The attackers act very quickly once they have this information. We have assisted companies in cases where the attackers were attempting to file such tax returns on the same day they obtained the W-2 information from the company. Time is truly of the essence in responding to these attacks.
Why Do So Many of These Attacks Happen During Tax Season?
Law enforcement officers and cybersecurity professionals report a drastic increase in these types of attacks during the beginning of each year because it is tax season. This is consistent with what we have seen in helping companies with these cases in past years as well. The reason this type of attack is so common during tax season is because of the tax-related fraud aspect of this type of attack. That is, the attackers monetize their attacks by using the fraudulently obtained information to file fraudulent tax returns and obtain refunds from innocent victims and the sooner they can do this, the better their chances are of getting the refund before the taxpayer files and receives their tax refund.
If your company has not yet been targeted, it is likely that it will be very soon so it is important to be prepared.
What Can You Do Now to Protect Your Company?
1. Educating your employees is critical because they will be the ones who receive the emails from the attackers.
- Make them aware of this issue by sharing this Alert with them so that they understand what this threat, how it works, and how it could affect them personally.
- Train them by having appropriate personnel discuss this threat with them and help them understand that they should be very suspicious of any requests to email out anything of this nature (or make payments, such as with the very similar wire transfer version of the BEC).

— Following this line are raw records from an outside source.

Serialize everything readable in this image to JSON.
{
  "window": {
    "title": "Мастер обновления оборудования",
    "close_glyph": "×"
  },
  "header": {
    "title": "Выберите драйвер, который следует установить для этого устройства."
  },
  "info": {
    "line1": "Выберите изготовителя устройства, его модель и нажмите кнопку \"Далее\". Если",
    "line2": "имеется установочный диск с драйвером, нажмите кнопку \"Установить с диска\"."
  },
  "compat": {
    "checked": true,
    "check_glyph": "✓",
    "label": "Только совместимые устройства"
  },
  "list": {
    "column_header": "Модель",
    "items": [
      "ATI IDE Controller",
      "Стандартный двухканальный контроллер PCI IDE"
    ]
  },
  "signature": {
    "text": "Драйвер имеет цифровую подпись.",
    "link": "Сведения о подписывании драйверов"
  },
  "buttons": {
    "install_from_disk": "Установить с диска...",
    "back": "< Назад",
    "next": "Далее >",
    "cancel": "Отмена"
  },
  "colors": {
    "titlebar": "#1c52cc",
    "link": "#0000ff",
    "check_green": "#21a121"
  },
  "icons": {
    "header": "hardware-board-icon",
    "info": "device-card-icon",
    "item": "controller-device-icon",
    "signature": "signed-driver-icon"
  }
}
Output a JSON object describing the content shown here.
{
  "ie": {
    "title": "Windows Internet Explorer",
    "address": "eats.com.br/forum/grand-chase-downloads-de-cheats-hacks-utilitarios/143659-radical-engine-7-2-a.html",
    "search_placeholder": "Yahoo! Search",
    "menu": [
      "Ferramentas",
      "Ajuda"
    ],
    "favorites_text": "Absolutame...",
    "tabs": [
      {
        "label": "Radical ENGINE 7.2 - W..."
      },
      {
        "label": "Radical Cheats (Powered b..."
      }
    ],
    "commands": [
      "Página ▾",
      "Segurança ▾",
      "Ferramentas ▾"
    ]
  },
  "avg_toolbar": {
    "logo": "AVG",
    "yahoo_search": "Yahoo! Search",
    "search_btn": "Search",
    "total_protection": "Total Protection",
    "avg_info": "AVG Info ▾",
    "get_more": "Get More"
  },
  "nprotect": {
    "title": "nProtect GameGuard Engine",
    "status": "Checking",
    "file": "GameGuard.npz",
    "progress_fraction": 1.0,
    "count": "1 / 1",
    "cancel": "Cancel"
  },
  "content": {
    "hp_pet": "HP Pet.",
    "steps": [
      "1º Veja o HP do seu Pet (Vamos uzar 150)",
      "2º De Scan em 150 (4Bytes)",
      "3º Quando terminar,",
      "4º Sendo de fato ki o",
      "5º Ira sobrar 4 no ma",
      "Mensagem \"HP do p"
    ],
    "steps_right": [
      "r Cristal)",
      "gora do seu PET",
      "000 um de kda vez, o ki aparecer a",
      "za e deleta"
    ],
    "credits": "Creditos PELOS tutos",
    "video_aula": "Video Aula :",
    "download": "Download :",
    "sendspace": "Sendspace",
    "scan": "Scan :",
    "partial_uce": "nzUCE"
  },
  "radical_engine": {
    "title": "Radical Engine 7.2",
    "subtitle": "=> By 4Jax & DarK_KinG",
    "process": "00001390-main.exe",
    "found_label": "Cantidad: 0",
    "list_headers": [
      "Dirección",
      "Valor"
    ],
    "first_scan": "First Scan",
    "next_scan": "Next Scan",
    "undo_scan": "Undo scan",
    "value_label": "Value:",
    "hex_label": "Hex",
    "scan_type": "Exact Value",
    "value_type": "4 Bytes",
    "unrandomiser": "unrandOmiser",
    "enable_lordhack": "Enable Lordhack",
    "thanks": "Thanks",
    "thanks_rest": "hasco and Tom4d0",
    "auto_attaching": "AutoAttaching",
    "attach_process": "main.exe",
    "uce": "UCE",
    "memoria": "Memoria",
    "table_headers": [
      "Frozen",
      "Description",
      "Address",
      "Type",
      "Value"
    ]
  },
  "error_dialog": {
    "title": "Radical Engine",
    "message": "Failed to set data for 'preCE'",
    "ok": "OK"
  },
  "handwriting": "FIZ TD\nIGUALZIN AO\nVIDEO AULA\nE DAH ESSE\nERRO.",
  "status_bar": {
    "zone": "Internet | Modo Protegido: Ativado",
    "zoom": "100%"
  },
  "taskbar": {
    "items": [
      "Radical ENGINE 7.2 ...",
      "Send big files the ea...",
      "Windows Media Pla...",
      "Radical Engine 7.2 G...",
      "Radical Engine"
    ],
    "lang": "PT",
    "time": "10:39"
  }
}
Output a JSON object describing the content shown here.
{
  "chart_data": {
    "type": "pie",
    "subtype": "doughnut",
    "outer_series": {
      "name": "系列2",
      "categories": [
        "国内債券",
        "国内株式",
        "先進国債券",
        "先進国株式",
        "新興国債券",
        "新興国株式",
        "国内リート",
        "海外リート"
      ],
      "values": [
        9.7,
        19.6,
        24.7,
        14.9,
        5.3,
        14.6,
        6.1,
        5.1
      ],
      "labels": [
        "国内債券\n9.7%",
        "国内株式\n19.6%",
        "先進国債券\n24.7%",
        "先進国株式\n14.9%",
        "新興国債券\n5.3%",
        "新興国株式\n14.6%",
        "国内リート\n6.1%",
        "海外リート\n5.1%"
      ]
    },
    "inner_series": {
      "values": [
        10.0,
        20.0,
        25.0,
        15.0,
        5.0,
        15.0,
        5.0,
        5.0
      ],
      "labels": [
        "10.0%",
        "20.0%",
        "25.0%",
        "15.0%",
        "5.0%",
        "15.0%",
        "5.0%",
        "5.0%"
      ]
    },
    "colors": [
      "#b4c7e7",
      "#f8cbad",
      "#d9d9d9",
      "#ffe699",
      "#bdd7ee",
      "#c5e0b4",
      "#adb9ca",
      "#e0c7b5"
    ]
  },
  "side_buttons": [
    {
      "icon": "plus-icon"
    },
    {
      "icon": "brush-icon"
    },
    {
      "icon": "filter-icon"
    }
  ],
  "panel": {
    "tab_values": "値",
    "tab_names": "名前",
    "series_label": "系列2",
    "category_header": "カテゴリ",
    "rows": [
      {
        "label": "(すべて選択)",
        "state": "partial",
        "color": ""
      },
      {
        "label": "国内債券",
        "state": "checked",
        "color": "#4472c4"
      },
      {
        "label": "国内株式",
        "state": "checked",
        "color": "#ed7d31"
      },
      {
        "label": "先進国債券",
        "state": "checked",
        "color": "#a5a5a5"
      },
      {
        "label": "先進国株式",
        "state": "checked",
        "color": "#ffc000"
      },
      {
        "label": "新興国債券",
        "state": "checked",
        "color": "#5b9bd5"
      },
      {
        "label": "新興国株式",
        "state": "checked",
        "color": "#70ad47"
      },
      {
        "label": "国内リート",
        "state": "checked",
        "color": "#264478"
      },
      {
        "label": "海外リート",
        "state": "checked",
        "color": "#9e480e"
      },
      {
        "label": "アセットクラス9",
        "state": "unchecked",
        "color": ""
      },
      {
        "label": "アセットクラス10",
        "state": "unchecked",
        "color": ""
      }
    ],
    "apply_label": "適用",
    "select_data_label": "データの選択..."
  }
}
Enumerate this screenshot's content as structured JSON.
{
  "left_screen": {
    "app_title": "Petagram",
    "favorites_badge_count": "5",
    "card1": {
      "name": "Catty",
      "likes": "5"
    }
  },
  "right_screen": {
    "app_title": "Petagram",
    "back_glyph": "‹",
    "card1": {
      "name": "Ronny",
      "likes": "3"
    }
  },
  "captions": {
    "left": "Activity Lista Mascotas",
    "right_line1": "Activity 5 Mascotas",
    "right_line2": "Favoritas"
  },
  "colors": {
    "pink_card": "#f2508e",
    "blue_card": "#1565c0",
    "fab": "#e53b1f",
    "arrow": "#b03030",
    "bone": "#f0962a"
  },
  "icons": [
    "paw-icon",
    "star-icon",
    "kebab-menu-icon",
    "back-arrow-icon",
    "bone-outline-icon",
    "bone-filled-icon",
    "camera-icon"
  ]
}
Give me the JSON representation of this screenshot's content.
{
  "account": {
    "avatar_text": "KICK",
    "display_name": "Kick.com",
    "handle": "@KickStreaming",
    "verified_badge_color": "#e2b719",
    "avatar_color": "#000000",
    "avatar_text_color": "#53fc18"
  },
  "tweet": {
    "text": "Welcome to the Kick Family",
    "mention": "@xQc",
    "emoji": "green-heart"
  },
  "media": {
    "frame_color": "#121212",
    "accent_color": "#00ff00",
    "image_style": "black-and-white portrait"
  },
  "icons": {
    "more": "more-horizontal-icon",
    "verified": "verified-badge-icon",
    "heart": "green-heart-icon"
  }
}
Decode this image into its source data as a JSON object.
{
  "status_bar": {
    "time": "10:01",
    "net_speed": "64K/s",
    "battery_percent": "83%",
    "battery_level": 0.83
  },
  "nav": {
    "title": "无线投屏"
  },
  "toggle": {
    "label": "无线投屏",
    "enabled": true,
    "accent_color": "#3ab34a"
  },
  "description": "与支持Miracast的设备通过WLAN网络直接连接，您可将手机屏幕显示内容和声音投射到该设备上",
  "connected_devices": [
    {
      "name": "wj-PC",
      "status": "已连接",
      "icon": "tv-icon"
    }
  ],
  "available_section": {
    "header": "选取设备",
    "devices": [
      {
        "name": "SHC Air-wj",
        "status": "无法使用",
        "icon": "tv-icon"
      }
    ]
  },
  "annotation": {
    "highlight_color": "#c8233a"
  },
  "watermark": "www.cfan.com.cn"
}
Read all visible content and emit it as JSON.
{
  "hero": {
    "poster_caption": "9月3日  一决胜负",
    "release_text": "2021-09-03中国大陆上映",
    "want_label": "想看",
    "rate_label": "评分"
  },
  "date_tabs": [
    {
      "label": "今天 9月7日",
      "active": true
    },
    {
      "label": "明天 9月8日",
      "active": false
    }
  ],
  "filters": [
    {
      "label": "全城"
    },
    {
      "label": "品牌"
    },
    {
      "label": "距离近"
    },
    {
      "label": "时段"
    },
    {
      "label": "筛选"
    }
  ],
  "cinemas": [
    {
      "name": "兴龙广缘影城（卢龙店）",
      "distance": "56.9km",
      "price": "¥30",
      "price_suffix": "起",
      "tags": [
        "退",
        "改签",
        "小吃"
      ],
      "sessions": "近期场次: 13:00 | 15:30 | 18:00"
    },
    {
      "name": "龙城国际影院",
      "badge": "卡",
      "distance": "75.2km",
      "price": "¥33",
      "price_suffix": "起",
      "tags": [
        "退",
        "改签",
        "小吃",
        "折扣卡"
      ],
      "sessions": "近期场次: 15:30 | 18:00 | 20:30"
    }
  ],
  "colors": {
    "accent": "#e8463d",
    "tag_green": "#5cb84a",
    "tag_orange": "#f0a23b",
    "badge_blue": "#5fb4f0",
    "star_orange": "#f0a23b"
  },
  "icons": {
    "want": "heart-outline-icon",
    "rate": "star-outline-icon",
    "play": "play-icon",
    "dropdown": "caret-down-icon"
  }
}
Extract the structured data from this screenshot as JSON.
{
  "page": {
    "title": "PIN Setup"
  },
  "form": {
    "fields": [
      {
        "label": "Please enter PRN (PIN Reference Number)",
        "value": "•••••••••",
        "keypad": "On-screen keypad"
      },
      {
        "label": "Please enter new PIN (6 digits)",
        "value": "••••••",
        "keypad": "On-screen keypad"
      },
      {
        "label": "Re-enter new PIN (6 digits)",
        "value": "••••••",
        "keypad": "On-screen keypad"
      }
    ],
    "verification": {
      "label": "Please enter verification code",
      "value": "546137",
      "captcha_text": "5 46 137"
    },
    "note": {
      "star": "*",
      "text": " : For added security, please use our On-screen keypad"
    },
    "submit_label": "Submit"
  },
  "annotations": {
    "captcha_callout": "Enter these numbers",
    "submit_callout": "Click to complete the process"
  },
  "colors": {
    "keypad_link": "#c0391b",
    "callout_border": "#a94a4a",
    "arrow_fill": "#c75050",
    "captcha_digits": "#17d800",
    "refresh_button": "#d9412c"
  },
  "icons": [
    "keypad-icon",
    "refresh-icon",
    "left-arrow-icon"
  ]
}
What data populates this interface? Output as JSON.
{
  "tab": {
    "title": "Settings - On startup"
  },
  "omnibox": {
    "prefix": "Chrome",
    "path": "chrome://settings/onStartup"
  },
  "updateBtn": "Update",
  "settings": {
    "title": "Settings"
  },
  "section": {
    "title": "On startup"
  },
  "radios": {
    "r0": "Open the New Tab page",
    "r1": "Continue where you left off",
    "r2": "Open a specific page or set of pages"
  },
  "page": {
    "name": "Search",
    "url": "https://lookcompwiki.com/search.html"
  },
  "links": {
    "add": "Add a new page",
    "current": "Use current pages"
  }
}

2. Have appropriate internal controls in place to protect against these types of attacks. Examples of such internal controls are:
- Limit who has access to your company’s W-2s and other sensitive information as well as who has the authority to submit or approve wire payments.
- Have established procedures in place for sending W-2 information or other sensitive information as well as for submitting or approving wire payments so that dual approvals are required for these activities.
- Require employees to use an alternative means of confirming the identity of the person making the request. If the request is by email, the employee should talk to the requestor in-person or call and speak to the requestor using a known telephone number to get verbal confirmation. If the request is by telephone or fax (many times they are), then use email to confirm by using an email address known to be correct to confirm with the purported requestor. Never reply to one of these emails or use a telephone number that is provided in one of these emails, faxes, or telephone calls.
What To Do if Your Company is Hit by this Attack?
1. Immediately contact experienced legal counsel who understands how to guide your company through these incidents and, ideally, has appropriate contacts with law enforcement to assist in reporting this incident quickly.
2. Report the incident to the FBI or Secret Service and appropriate IRS investigators so that the IRS can implement appropriate procedures to protect your employees whose information was exposed in the W-2s.
3. Prepare appropriate notifications to the people whose information was exposed and comply with all legal and regulatory reporting requirements (see Incident Response Checklist).
4. Inform your employees that the IRS will never contact them directly, for the first time, via email, telephone, text message, social media or any way other than through a written “snail mail” letter from the IRS.
This blog post was drafted by Shawn Tuma, a Partner in the Dallas – Collin County, TX office of Spencer Fane LLP. For more information, visit spencerfane.com.